China — which until now has worked alone as it pursues an ambitious space program — seems more open to international cooperation, especially with the US, European and US experts say.
“There is a change in the Chinese attitude, with a call for cooperation in space. And Americans are not reticent — on the contrary,” French space agency CNES’ president Jean-Yves Le Gall said.
Le Gall spoke on Thursday last week as he left a meeting in Washington of high-level envoys from 30 spacefaring nations discussing ways to pool efforts to explore the stars. The conference continued on Friday with space agency heads.
The space race started as an intense Cold War competition between the US and the former Soviet Union.

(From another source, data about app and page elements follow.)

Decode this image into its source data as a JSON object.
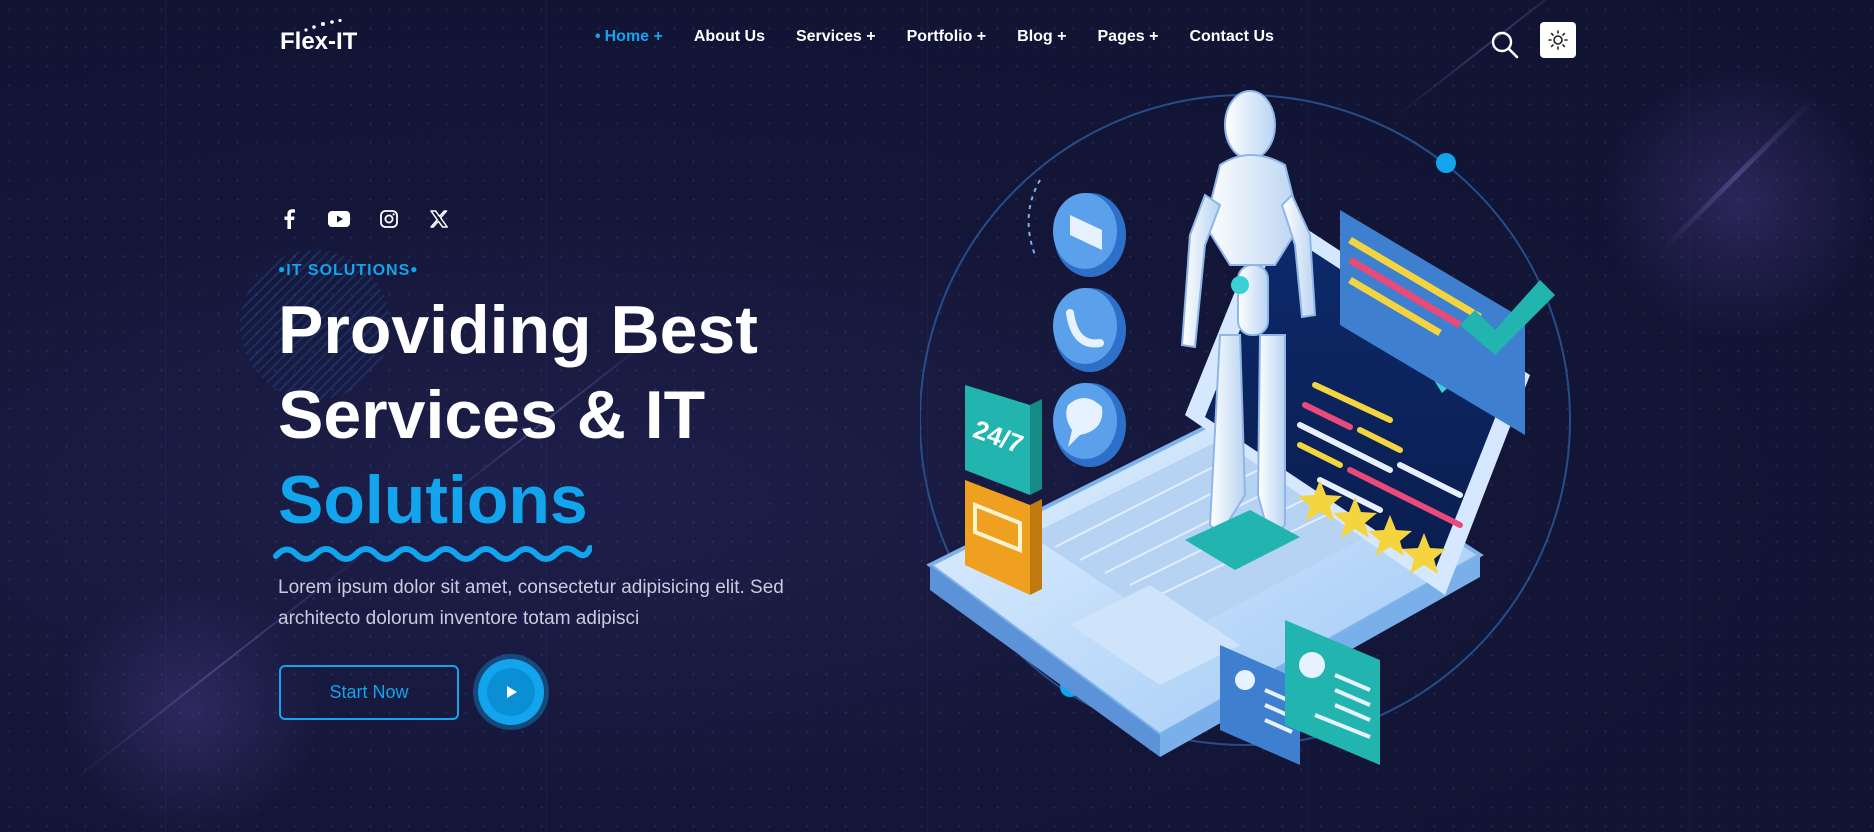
{
  "brand": {
    "name": "Flex-IT",
    "accent": "#12a4ec",
    "background": "#141638"
  },
  "nav": {
    "items": [
      {
        "label": "Home +",
        "active": true
      },
      {
        "label": "About Us",
        "active": false
      },
      {
        "label": "Services +",
        "active": false
      },
      {
        "label": "Portfolio +",
        "active": false
      },
      {
        "label": "Blog +",
        "active": false
      },
      {
        "label": "Pages +",
        "active": false
      },
      {
        "label": "Contact Us",
        "active": false
      }
    ],
    "search_icon": "search-icon",
    "theme_icon": "sun-icon"
  },
  "social": {
    "icons": [
      "facebook-icon",
      "youtube-icon",
      "instagram-icon",
      "x-icon"
    ]
  },
  "hero": {
    "tagline": "IT SOLUTIONS",
    "headline_line1": "Providing Best",
    "headline_line2": "Services & IT",
    "headline_accent": "Solutions",
    "description": "Lorem ipsum dolor sit amet, consectetur adipisicing elit. Sed architecto dolorum inventore totam adipisci",
    "cta_label": "Start Now",
    "play_icon": "play-icon"
  },
  "illustration": {
    "badge_text": "24/7",
    "subject": "robot-on-laptop-illustration"
  }
}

However, with budgets shrinking, the US is relying more on private companies and looking to keep costs down with multinational collaborations — and other countries that are emerging as future major players in space.
The participants at the conference, which included Brazil, China, India, Japan and Russia, “showed a strong desire for coming together” in space exploration activities, Le Gall said, adding that the Chinese showed up in force, with a large delegation.
“The big question for the next three years is whether China will join the International Space Station [ISS],” which currently includes the US, Russia, Japan, Europe and Canada, he said.
“That’s the challenge,” Le Gall said, adding that the US had just extended the orbiting space lab’s mission by at least four years, to 2024.
John Logsdon, former director of the Space Policy Institute at George Washington University and a NASA consultant, shared Le Gall’s sentiment.
He said that China has recently indicated its willingness to participate in the International Space Exploration Coordination Group, which currently has 14 members, including NASA.
Beijing has also openly invited other countries to join it in its own ambitious project that aims to put a Chinese space station into orbit within 10 years.
“Every indication is that China is eager to become part of the inner circle of space countries, rather than going its own path,” Logsdon said.
He said it was surprising that China, which along with the US and Russia is one of three countries in the world “that knows how to put people in space,” was not “directly involved in things like the International Space Station.”
Logsdon said it was “very possible” that China would be invited within the next two or three years to join some activities aboard the ISS, although he said it was likely to be part of a broader initiative that could also include Turkey, Saudi Arabia and Nigeria.
The expert said that NASA was still not authorized by the US Congress to work with China, because several lawmakers consider it a risk to the US’ national security.
However, if the European Space Agency were to issue an invitation to China to participate in the ISS partnership, NASA would not be required to oppose it, Logsdon said.
“We have seen a strong willingness among the different space agencies of the world to increase global cooperation in space exploration,” he added.
So far it’s just “rhetoric,” he said, “but it is a step toward reality.”
Le Gall was equally cautious, but he said the environment was conducive to increased cooperation.
“Paradoxically, the spacefaring nations that are in the forefront” — including the US and Europe — “don’t have any more money, while those that have the ambition to get there and be recognized, like China, have money,” he said.